Kendus, who turned 21 while enrolled in the Paralegal Certificate program, was one of a handful of people around her age in her cohort that enrolled several generations of learners. She had no problem fitting in with her classmates who developed a high level of camaraderie and utilized their age differences and varying backgrounds to form mutually beneficial relationships. Despite being held live-online instead of in its customary in-person format, strong connections were made during the class.
“We had group chats, talked all the time, shared advice and bonded over the fact that we were all in this class together and could support each other,” said Kendus. “We are going to get together over the summer at some point to finally meet each other in person.”
Kendus and the other younger students helped some of their classmates with navigating technology, such as Google Forms. In return, they received advice on the importance of not rushing through assignments and how to balance work, school and other commitments. Additional real-world experiences, especially stories from those already employed in the legal field, were welcomed by the students and instructors alike.
“I enjoy teaching students with a wide range of ages in the same class because each student comes with a variety of life experiences that add to the learning environment,” said Sawa. “Having students coming from a variety of generations enhances the discussions on the topics discussed.”
Along with assisting Kendus with her undergraduate legal studies courses, the program has helped her study for the LSAT (law school aptitude test), which she is preparing to take in August. She is not yet sure where she wants to go to law school, but the lifelong Delaware resident knows she wants to stay close to home and is acquiring letters of recommendation from her paralegal instructors. Wherever she continues her education, the Torts module and the Criminal Law and Procedure module have shown her why she would like to practice criminal law.

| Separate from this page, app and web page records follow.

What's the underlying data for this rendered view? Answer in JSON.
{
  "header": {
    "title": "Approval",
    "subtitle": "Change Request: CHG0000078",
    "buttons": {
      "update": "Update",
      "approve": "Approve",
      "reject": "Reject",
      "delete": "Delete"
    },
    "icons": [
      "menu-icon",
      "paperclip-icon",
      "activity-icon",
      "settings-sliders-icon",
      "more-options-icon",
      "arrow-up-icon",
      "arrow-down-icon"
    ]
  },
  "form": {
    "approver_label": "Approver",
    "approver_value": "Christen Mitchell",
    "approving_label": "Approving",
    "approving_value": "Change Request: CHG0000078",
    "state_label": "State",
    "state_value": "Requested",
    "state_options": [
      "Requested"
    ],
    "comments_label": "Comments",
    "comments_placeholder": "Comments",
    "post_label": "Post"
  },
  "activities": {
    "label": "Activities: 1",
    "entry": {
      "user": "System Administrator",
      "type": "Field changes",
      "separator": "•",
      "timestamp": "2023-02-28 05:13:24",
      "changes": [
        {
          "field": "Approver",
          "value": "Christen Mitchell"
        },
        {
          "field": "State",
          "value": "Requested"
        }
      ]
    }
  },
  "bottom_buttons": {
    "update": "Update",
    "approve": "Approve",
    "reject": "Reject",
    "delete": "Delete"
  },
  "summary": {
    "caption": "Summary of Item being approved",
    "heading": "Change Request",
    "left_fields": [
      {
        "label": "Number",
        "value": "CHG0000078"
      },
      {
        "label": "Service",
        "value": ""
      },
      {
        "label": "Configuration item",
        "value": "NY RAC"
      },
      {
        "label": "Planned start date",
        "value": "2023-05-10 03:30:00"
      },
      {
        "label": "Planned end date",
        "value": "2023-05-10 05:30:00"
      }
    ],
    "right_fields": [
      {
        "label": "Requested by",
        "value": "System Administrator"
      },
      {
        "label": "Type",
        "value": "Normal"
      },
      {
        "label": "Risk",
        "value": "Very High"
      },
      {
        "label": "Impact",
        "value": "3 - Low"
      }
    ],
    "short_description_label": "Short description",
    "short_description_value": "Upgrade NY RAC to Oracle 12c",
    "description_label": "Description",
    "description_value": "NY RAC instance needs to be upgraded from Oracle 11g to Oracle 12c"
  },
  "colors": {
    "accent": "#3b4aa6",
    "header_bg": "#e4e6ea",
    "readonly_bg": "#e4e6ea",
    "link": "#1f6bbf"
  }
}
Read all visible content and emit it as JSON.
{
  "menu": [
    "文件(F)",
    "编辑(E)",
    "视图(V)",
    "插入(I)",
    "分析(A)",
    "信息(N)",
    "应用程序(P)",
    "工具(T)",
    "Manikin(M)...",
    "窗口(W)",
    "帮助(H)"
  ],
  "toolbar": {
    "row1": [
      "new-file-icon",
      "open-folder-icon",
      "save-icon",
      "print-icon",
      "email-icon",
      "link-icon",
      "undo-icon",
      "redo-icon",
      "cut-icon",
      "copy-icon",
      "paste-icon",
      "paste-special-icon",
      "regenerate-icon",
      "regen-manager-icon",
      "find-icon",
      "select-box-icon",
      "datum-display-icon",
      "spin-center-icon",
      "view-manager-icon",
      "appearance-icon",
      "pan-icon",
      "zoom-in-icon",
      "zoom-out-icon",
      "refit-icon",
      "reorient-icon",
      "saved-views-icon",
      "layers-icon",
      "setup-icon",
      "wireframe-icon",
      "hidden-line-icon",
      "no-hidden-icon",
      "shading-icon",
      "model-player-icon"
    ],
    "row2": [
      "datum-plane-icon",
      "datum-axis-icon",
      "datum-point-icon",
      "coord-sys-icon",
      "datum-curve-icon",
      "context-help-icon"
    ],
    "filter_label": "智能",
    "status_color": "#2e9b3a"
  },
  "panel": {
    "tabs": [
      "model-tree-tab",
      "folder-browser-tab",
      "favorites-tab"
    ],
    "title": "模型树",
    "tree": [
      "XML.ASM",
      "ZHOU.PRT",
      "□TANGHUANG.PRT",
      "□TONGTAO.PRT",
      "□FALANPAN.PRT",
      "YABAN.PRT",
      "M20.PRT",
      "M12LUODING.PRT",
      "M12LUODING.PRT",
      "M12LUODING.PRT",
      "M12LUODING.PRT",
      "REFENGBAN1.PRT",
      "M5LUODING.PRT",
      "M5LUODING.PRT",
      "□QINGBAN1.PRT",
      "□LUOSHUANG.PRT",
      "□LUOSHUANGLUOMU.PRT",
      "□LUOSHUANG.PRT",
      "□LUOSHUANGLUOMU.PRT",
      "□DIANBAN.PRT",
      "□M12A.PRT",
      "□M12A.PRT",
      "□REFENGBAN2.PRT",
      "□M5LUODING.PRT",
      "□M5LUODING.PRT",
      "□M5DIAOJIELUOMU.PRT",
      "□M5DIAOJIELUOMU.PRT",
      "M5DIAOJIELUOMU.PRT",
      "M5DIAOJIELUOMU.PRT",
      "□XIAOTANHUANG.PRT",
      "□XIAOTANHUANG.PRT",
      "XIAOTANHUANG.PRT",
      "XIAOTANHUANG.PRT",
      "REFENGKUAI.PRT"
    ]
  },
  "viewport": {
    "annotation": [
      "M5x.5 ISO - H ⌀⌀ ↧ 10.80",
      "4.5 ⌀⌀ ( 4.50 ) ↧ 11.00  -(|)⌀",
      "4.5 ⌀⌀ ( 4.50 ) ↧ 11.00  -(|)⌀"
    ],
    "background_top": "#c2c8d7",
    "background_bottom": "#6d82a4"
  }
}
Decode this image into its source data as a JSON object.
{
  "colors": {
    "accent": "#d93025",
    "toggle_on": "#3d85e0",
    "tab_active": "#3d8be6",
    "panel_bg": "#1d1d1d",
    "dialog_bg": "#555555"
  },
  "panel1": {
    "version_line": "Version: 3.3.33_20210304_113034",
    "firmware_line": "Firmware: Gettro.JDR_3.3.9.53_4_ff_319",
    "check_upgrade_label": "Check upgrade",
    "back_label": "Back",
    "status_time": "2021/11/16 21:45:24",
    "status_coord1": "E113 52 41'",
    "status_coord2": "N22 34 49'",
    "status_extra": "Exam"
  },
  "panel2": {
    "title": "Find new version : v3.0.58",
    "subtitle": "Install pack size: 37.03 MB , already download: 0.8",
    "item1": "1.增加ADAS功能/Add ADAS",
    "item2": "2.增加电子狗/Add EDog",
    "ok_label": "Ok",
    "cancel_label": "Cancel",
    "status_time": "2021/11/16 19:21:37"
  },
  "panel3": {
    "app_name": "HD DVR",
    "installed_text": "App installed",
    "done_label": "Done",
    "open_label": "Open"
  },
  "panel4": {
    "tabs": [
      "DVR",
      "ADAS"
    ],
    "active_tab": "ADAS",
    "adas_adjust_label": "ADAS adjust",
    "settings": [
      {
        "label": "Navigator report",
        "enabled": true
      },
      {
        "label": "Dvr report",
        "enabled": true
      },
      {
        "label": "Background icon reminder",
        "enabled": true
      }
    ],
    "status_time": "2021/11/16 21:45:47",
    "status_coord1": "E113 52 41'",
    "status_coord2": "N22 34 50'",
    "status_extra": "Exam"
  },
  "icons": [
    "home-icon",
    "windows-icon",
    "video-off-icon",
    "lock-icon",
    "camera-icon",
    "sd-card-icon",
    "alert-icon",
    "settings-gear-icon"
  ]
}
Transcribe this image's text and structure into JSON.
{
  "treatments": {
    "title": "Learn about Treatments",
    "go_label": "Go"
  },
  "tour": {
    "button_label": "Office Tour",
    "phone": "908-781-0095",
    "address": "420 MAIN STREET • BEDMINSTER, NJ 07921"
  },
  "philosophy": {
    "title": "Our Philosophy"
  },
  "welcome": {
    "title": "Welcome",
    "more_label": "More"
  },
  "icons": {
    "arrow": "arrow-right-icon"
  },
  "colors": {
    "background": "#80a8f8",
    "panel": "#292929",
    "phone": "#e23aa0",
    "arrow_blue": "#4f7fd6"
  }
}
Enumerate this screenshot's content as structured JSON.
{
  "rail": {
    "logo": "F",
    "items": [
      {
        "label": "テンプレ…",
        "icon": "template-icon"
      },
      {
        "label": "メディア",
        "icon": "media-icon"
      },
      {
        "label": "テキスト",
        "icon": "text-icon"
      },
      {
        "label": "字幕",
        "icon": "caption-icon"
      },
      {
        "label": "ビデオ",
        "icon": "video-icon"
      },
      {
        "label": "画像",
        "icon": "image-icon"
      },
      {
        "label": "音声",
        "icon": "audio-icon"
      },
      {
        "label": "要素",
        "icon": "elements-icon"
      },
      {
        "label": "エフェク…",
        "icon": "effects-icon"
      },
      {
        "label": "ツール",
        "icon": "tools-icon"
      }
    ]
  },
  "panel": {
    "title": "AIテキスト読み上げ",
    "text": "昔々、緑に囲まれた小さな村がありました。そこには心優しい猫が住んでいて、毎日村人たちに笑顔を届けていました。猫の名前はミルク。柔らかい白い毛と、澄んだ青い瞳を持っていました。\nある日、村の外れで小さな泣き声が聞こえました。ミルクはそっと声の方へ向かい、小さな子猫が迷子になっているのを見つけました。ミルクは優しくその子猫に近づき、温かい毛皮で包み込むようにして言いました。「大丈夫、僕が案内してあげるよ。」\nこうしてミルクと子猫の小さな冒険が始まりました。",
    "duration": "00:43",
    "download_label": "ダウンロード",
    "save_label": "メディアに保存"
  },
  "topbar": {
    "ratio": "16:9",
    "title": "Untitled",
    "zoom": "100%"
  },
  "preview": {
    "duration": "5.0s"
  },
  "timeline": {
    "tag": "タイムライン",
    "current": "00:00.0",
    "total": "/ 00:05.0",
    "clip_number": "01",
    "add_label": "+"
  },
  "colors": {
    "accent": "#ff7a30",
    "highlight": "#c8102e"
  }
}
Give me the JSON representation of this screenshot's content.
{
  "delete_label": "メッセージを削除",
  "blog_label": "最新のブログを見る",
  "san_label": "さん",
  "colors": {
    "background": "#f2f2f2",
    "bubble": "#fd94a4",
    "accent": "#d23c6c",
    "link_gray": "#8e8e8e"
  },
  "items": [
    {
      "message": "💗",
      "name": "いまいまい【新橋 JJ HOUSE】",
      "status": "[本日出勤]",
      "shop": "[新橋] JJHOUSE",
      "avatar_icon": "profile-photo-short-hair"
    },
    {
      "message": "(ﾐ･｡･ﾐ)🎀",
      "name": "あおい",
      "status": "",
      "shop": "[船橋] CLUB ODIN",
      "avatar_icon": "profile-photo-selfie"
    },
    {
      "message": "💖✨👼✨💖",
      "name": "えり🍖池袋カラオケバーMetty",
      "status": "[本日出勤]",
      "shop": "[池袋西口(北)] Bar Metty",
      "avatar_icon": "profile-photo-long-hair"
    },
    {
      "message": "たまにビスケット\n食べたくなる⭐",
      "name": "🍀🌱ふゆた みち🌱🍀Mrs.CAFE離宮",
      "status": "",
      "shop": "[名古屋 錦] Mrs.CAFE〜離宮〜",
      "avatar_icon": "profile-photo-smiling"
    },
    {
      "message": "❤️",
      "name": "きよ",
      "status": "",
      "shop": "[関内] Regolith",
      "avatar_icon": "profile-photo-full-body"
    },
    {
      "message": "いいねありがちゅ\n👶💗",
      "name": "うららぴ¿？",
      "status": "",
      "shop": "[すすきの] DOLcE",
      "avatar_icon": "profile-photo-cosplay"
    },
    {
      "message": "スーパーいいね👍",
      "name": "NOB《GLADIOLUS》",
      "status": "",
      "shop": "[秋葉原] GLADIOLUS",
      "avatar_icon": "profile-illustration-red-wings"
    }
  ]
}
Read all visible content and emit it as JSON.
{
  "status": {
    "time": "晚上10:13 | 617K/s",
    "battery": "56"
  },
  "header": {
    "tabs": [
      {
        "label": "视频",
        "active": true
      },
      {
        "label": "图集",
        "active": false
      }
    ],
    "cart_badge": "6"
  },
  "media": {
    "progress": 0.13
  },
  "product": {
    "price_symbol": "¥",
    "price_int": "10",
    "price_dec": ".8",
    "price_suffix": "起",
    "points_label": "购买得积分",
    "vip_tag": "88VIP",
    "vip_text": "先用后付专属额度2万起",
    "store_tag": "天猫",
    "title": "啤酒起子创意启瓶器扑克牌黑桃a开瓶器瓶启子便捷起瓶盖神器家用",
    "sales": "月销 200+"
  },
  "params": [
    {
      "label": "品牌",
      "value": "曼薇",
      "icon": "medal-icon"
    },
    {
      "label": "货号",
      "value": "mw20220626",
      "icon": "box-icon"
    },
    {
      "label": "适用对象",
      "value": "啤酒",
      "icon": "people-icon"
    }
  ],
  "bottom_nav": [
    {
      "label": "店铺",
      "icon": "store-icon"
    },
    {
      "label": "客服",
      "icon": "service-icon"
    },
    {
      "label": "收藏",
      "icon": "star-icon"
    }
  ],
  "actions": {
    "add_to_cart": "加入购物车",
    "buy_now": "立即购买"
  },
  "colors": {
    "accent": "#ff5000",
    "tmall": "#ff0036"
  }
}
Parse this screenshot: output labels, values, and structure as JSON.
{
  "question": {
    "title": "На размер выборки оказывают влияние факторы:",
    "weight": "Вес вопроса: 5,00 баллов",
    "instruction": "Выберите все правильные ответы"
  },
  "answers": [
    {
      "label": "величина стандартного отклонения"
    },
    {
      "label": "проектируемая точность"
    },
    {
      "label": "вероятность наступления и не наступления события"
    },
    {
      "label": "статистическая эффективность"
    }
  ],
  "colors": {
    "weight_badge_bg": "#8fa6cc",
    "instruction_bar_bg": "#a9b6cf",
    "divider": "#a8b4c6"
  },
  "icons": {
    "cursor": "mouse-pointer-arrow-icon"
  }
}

“I’ve discovered that I like to argue, so I definitely want to be a courtroom lawyer,” said Kendus. “We learned what constitutes a crime and how to formulate our arguments, and I find it so interesting.”
Discounts are available for the University of Delaware’s Paralegal Certificate program, and a payment plan is offered. For more information, visit pcs.udel.edu/paralegal-institute, email firstname.lastname@example.org, or call 302-831-7600.